A prepositional phrase is made up of a preposition and a noun phrase. We use prepositional phrases for many purposes, for example:

- as adverbials of time and place:

We will be back in a few days.
They drove to Glasgow

.- as a postmodifier in a noun phrase:

Helen is the girl in the red dress
We’ve got a new television with a thirty one inch screen.

- to show who did something:

The lion was killed by the hunter
I saw a wonderful painting by Van Gogh

- with double object verbs like give and get:

We gave five pounds to the woman on the corner.
They got a drink for me.

- after certain verbs, nouns and adjectives:

The book belongs to me.
I had an argument with my brother.
I feel sorry for you.




What does "off ter live" mean ?. The context is the following :
'S-s-sorry,' sobbed Hagrid, taking out a large spotted
handkerchief and burying his face in it. 'But I c-c-can't stand it -
Lily an' James dead - an' poor little Harry off ter live with Muggles

Hello Pasindu,

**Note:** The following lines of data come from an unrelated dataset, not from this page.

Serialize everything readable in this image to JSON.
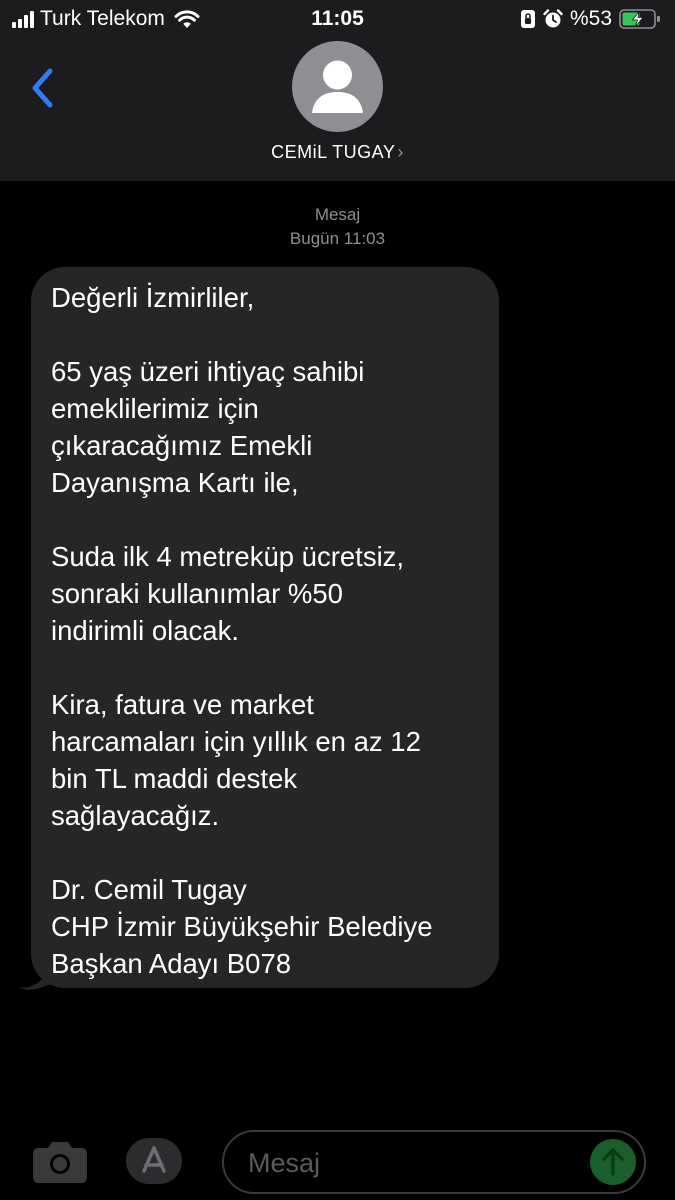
{
  "status_bar": {
    "carrier": "Turk Telekom",
    "time": "11:05",
    "battery": "%53"
  },
  "header": {
    "contact_name": "CEMiL TUGAY",
    "chevron": "›"
  },
  "thread": {
    "service": "Mesaj",
    "timestamp": "Bugün 11:03"
  },
  "message": {
    "text": "Değerli İzmirliler,\n\n65 yaş üzeri ihtiyaç sahibi\nemeklilerimiz için\nçıkaracağımız Emekli\nDayanışma Kartı ile,\n\nSuda ilk 4 metreküp ücretsiz,\nsonraki kullanımlar %50\nindirimli olacak.\n\nKira, fatura ve market\nharcamaları için yıllık en az 12\nbin TL maddi destek\nsağlayacağız.\n\nDr. Cemil Tugay\nCHP İzmir Büyükşehir Belediye\nBaşkan Adayı B078"
  },
  "composer": {
    "placeholder": "Mesaj"
  },
  "colors": {
    "header_bg": "#1c1c1e",
    "bubble_bg": "#262629",
    "accent_blue": "#2f7cf6",
    "send_green": "#1a5e2c",
    "battery_green": "#34c759"
  },
  "icons": [
    "signal-icon",
    "wifi-icon",
    "lock-rotation-icon",
    "alarm-icon",
    "battery-charging-icon",
    "back-chevron-icon",
    "contact-avatar-icon",
    "camera-icon",
    "app-store-icon",
    "send-arrow-icon"
  ]
}
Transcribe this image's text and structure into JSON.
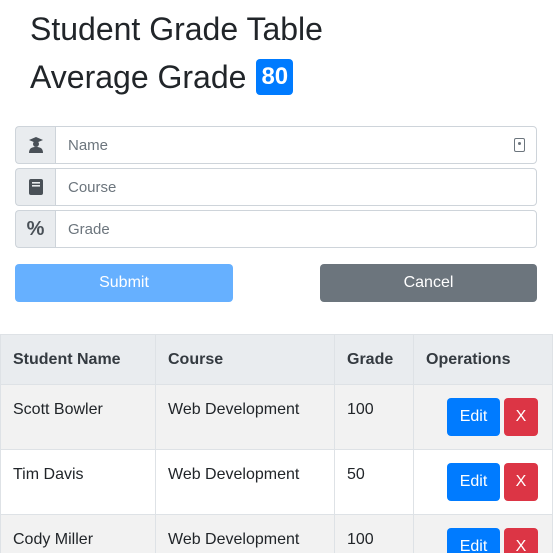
{
  "header": {
    "title": "Student Grade Table",
    "average_label": "Average Grade",
    "average_value": "80"
  },
  "form": {
    "name_placeholder": "Name",
    "course_placeholder": "Course",
    "grade_placeholder": "Grade",
    "grade_icon": "%",
    "submit_label": "Submit",
    "cancel_label": "Cancel"
  },
  "table": {
    "headers": [
      "Student Name",
      "Course",
      "Grade",
      "Operations"
    ],
    "rows": [
      {
        "name": "Scott Bowler",
        "course": "Web Development",
        "grade": "100",
        "edit": "Edit",
        "delete": "X"
      },
      {
        "name": "Tim Davis",
        "course": "Web Development",
        "grade": "50",
        "edit": "Edit",
        "delete": "X"
      },
      {
        "name": "Cody Miller",
        "course": "Web Development",
        "grade": "100",
        "edit": "Edit",
        "delete": "X"
      }
    ]
  },
  "colors": {
    "primary": "#007bff",
    "danger": "#dc3545",
    "secondary": "#6c757d",
    "submit_disabled": "#66b0ff"
  },
  "icons": [
    "graduate-icon",
    "book-icon",
    "percent-icon",
    "contact-card-icon"
  ]
}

In this and many other passages which represent how Hagrid speaks, Rowling uses non-standard spelling to show Hagrid's non-standard accent. The standard form here would be: 'poor little Harry [is going] off to live with Muggles'.

All the best,
The LearnEnglish Team

Thank you Mr.kirk


I came across two sentences below and was confused about the functions of the preposition phrase (adjective or adverb) and appreciate if you can help?

"The Aquatic centre will be an exciting new space for students." I know that "for students" is a preposition phrase but is it acting as adjective or adverb in this sentence and what is it modifying?

"I look forward to welcoming you to our open ceremony on Saturday 20 August."
Is "to our open ceremony" a preposition phrase functioning as adverb modifying "welcoming" because it's adverb of manner?
Is "on Saturday 20 August" a preposition phrase functioning as adjective modifying "ceremony" as it says "which" ceremony?

Thank you and hopefully you can help clarify.


I found this sentence :
In the library and at church, Michele giggles inappropriately.

So why we use "in" for the library but "at" for church?

Hello Salem249,

Our adverbials of place section might be of interest to you, as it is a related topic, but probably the most useful page I can refer you to is on the BBC's Learning English site.

All the best,
The LearnEnglish Team

Plese help clarify the below.

1) Some of the members of the assembly complained of increase milatary expenditure.

Is it correct to express this as complained about (or) complained on.
Are these wrong way of usage or do they mean different. If they are correct but not in this context please let me know the correct usage of the given prepositions (about, on).

Hello suryachaitanya,

After 'complain' we can use 'about' or 'of' but not 'on'.

For questions like this about the meanings of words or phrases the best place to look is a dictionary, where you'll find explanations and multiple examples. For example, you can find both 'complain about' and 'complain of' here.


Best wishes,


The LearnEnglish Team

I'd like to know the difference between control of and control over.
For example, loss of human control of or over machines.

Hello Petals,

The first thing I'd recommend is that you read through the entry for 'control' (especially the one in which it is a noun) in the dictionary, looking carefully at the example sentences. Most of the time, 'of' or 'over' are used depending on what verb collocates with the word 'control'. In the case of the verb 'lose' (as in your example), both 'of' and 'over' are possible, though I think 'over' is better here. This is because 'of' tends to be used when the object controlled is something that has no volition of its own (e.g. a car or plane), but when the object has some kind of volition (e.g. a child or maverick robot), then 'over' is used.

All the best,
The LearnEnglish Team